I haven’t noticed any online English language mentions of Shanghai comedian Zhou Libo (周立波) yet, but he clearly deserves a bit more attention. His DVD, 笑侃三十年, has been selling like hotcakes in DVD shops across Shanghai for weeks, and I hear his upcoming live performances are selling out.
You could say his act is “comedy with Shanghainese characteristics” because 笑侃三十年 is Zhou’s humorous take on the changes Shanghai has experienced in the past 30 years. For many Shanghainese, the act is equal parts nostalgia and comedy. (Well, maybe not equal… my wife was laughing so hard she was crying at certain parts, and she’s not old enough to be nostalgic about everything he was talking about. Her parents loved the act too, though.)

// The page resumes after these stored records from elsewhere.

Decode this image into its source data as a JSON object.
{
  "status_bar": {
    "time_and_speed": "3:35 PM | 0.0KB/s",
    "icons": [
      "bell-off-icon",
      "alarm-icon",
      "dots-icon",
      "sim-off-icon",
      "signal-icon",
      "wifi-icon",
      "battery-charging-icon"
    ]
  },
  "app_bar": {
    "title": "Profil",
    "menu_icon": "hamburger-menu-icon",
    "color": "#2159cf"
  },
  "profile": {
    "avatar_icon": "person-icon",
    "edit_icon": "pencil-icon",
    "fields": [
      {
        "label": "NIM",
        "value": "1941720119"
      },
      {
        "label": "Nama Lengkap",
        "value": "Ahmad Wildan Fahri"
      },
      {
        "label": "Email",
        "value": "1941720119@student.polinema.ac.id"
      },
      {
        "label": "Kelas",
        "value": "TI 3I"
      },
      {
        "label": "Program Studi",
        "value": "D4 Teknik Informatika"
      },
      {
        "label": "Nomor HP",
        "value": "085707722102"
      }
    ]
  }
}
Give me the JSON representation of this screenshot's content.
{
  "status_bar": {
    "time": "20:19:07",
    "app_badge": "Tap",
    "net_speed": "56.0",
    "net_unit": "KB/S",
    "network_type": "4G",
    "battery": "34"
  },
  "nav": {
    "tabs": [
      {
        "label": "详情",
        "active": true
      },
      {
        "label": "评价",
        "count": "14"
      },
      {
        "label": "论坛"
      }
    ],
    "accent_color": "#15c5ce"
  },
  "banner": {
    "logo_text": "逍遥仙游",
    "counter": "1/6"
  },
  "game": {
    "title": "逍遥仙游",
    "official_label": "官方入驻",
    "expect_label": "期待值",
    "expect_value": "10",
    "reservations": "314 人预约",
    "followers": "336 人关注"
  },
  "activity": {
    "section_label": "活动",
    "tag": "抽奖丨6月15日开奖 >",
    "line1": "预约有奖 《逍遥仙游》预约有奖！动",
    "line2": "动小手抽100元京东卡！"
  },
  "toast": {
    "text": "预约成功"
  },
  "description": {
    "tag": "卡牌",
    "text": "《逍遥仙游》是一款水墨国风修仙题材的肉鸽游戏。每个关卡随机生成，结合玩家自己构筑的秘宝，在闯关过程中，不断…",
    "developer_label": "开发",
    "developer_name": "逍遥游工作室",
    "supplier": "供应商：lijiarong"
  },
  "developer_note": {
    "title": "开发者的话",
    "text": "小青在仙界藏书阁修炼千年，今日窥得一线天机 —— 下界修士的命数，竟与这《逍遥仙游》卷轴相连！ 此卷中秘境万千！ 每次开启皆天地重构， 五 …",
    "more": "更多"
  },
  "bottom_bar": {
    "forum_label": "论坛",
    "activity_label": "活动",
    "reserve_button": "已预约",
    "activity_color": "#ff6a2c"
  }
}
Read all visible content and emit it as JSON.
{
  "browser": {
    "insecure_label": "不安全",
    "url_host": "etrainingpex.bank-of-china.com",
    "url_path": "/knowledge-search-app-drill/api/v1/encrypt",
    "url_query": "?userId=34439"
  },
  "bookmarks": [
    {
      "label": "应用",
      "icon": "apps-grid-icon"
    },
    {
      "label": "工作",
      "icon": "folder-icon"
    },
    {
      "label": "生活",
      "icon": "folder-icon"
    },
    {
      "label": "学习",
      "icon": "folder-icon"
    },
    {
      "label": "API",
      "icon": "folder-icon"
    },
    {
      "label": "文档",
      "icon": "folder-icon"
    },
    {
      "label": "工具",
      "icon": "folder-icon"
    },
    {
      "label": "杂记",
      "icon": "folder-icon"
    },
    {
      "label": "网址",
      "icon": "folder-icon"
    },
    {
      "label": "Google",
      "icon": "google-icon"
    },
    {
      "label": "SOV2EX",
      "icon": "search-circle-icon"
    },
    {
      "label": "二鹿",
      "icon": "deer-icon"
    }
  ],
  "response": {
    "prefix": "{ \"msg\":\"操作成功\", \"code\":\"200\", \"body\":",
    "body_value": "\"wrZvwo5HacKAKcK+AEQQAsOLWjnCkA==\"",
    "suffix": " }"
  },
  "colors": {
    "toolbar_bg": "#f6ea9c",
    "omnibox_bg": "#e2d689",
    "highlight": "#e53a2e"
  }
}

Of course, the most obvious “Shanghainese characteristic” of Zhou’s act is the language it’s delivered in. Being mostly in Shanghainese, Zhou Libo’s humor remains somewhat inaccessible to both foreigners and most Chinese alike. Sure, there are video clips online with Chinese subtitles, but when he starts with the Shanghainese wordplay, subtitles are of little use.
Chinese media comentator David Moser has lamented the death of xiangsheng as an art form in China. So what’s filling the void? To me, one of the most interesting aspects of the Zhou Libo phenomenon is that he seems to be a part of a larger development: as two-man “Chinese stand-up” xiangsheng is waning, a new brand of home-grown Chinese solo stand-up comedy may be emerging. Furthermore, it seems to be happening through quirky regional acts like Xiao Shenyang from northeast China (the act linked to can only be described as stand-up comedy), and Zhou Libo, whose act is so “regional” that it can only be directly appreciated by the Shanghainese.
I’m certainly no expert on stand-up comedy, but I’m interested in seeing where this is going. Perhaps sites like Danwei will do some more in-depth reporting on the phenomenon, even if a Shanghainese act is of little interest to Beijingers.